By Karen Hough
If you’re a physical wreck each time you have to present in front of a group, it may be a good thing. The author of Be the Best Bad Presenter Ever explains how to use the energy from your nerves in a positive way, rather than being a slave to them. And don’t forget to use your secret weapon: your breath.
Pre-Presentation Nerves Aren’t a Bad Thing
Everybody gets nervous. If you feel ill and nervous, have an upset stomach, a dry mouth, or shaking hands, you may feel at the mercy of these terrible stress reactions.
The truth is, nerves are a great bad thing! They are the body’s way of telling you that you care, that this is important. Adrenaline kicks in, energy flows through you, and your body is ready for anything. The key is to think of your reactions as good—to recognize them when they appear and use the excess energy. For example, when I’m nervous, my neck gets hot and turns a little red. Rather than sensing that heat and getting worried, I’ve trained myself to think, “Oh, there goes my neck again. It’s about three minutes before I go on, so this is good. I’m going to take that extra energy and force it out through my smile.” An awareness like this allows you to draw something from your nerves rather than be enslaved by them. Frame it this way: “I understand that I’ll always have butterflies in my stomach. Now I can help them fly in formation.”
Your Breath Is Your Secret Weapon
Most people ignore breathing. They feel too silly or self-conscious to engage in breathing techniques that will help them. If you think deep breathing and relaxation techniques are only for yoga pros, well, you’re flat out wrong. Understanding your breath and how it can support your presentation and presence is a key underpinning of power. How do you think actors sound so commanding and dancers look as though the most demanding sequence is a snap? It’s because part of their mastery is breathing and using that oxygen to fuel their performances.

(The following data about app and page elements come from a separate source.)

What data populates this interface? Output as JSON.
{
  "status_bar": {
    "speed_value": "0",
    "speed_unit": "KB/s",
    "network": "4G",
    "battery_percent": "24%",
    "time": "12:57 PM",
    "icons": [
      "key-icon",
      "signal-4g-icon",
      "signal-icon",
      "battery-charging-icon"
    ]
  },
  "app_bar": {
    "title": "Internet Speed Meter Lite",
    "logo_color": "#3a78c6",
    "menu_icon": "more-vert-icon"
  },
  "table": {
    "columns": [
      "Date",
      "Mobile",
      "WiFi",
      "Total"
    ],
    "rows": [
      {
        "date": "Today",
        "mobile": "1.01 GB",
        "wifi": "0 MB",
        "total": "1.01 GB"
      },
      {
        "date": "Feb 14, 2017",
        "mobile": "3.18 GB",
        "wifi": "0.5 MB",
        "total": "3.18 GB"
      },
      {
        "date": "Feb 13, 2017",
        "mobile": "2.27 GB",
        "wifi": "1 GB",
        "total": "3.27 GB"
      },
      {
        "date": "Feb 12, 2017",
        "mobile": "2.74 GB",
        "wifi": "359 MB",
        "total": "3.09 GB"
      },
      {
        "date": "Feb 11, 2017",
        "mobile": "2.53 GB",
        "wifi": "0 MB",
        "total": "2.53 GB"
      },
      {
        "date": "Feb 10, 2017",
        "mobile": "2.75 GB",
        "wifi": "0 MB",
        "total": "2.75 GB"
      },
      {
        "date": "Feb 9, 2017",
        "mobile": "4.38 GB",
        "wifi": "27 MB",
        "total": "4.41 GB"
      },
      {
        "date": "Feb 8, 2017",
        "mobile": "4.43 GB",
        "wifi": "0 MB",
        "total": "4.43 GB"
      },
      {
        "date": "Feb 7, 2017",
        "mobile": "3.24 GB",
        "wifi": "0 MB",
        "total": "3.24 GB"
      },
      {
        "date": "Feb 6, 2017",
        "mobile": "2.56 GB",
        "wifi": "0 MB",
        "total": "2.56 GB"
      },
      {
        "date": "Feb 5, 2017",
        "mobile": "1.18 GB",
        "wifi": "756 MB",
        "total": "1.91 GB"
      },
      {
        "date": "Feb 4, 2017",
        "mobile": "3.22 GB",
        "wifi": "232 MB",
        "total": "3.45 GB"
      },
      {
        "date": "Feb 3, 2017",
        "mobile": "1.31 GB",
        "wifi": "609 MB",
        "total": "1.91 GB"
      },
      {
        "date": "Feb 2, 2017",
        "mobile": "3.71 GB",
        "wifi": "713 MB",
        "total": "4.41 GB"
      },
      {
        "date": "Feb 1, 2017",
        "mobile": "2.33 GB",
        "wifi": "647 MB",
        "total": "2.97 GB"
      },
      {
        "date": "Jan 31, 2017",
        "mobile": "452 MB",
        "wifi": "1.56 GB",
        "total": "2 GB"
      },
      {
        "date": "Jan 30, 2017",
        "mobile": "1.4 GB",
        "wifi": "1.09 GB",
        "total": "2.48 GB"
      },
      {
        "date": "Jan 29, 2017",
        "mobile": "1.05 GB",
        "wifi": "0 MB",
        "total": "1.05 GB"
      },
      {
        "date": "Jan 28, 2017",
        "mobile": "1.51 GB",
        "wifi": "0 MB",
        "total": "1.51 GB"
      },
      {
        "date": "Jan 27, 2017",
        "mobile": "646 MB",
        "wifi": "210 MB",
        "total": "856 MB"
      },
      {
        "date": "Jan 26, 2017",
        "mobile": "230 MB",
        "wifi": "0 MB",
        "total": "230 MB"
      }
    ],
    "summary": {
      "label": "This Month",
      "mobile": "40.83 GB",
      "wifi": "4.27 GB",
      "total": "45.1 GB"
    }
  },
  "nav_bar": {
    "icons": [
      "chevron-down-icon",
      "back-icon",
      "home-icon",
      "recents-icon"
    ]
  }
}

When people get nervous, they start to breathe in a quick, shallow way that only reaches their neck. Then they sound weak, look terrified, and can’t manage their shaking hands. As a matter of fact, I once watched a major executive pass out on stage—the dude fell like a tree. He did just what your sixth-grade choir instructor warned you not to do—he locked his knees and forgot to breathe!
Whenever you encounter an unusual situation, your body reacts. You may feel all sorts of physical responses to the fear and uncertainty of situations, such as interviews, presentations, and unexpected moments when you’re put on the spot. A racing heart, dry mouth, blanking, shaking or clammy hands—these are all ways that your body responds to the sudden flood of chemicals to your brain. Your body is reacting to a primal influx of cortisol and other stress chemicals that urges you to fight or flee the unknown. And since running away isn’t really a good solution to modern-day stress, let’s explore some techniques to manage it.
The number one, most important technique to manage nerves is breathing. One of the first things we lose in stressful situations is oxygen. The tricky part is that we don’t recognize the loss—we begin to breathe rapidly and shallowly, we hold our breath involuntarily, and suddenly we’re close to passing out. Starting to breathe deeply well before you step into an uncomfortable situation is absolutely essential. Find your own breathing technique that can calm your physical reactions and get accustomed to using it. Even seasoned presenters, salespeople, and executives know that when they manage their breathing, they feel calmer and can cope better.
Dr. Andrew Weil suggests an excellent breathing technique based on a specific ratio: 4:7:8. Breathe in through your nose to a count of four. Hold that breath for a count of seven. Release the breath through your mouth with a whooshing noise to a count of eight. By focusing and repeating this exercise, you actually trick your nervous system into calming down.1
I’ve used this technique many times to calm myself in the car on my way to an important meeting. I’ve used it right before stepping on stage. I even used it once when I left an argument. In each of these situations, my mind was racing and my body was reacting. By bringing oxygen into my body and giving my brain a calming ratio to focus on, I became myself and calmed down enough to think and deal. People often recommend counting to ten before you say something you might regret, but I would suggest breathing to ten.
After thousands of presentations, shows, performances, and workshops in my various careers, I’m so happy when the butterflies show up before each one. It’s confirmation that I still care—that no matter who the audience is, my body is getting nervous and my adrenaline is pumping in anticipation.
1 Andrew Weil, “Breathing: Three Exercises,” http://www.drweil.com/drw/u/ART00521/three-breathing-exercises.html
© 2014 by Karen Hough and ImprovEdge LLC. All rights reserved. Excerpted and adapted from Be the Best Bad Presenter Ever: Break the Rules, Make Mistakes, and Win Them Over (Berrett-Koehler 2014). Used with permission.
About the Author(s)
Karen Hough is founder of ImprovEdge, an Amazon #1 bestselling author, and a contributor to the Huffington Post and Inc.com. Her company won the silver Stevie International Award for Most Innovative Company of the Year, and she is the author of Be the Best Bad Presenter Ever: Break the Rules, Make Mistakes, and Win Them Over (Berrett-Koehler 2014).